== GOAL OF THE EXERCISE ==
From the records below, take each line where the string "name" shows up and copy it.
(Beginning of DATASET RECORDS)
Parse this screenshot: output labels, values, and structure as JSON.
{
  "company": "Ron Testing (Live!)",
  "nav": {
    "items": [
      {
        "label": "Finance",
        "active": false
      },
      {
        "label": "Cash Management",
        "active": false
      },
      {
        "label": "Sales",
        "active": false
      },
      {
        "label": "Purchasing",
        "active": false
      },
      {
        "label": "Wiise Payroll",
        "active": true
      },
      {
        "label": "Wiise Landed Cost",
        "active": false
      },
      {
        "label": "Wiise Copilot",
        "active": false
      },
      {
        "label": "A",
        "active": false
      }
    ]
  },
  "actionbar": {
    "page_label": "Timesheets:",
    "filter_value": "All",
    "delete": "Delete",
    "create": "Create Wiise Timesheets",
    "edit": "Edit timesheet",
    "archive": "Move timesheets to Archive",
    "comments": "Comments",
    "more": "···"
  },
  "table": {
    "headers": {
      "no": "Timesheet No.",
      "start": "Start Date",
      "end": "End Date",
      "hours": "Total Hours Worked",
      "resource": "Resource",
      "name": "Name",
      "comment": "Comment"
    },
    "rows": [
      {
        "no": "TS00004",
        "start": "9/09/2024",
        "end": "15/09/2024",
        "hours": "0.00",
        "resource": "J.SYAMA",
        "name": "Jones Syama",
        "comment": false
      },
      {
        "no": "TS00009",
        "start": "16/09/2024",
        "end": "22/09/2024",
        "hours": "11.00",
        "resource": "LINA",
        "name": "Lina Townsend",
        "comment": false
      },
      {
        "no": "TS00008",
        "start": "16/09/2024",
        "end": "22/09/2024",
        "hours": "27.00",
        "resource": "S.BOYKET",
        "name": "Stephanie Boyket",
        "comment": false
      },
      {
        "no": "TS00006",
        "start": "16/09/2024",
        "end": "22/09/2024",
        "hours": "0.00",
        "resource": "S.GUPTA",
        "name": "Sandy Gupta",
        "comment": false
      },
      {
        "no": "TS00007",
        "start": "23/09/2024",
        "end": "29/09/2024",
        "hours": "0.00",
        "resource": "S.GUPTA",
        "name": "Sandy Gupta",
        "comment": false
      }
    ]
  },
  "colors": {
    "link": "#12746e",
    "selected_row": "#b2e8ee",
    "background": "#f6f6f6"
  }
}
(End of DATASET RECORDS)
== EXPECTED ANSWER ==
      "name": "Name",
        "name": "Jones Syama",
        "name": "Lina Townsend",
        "name": "Stephanie Boyket",
        "name": "Sandy Gupta",
        "name": "Sandy Gupta",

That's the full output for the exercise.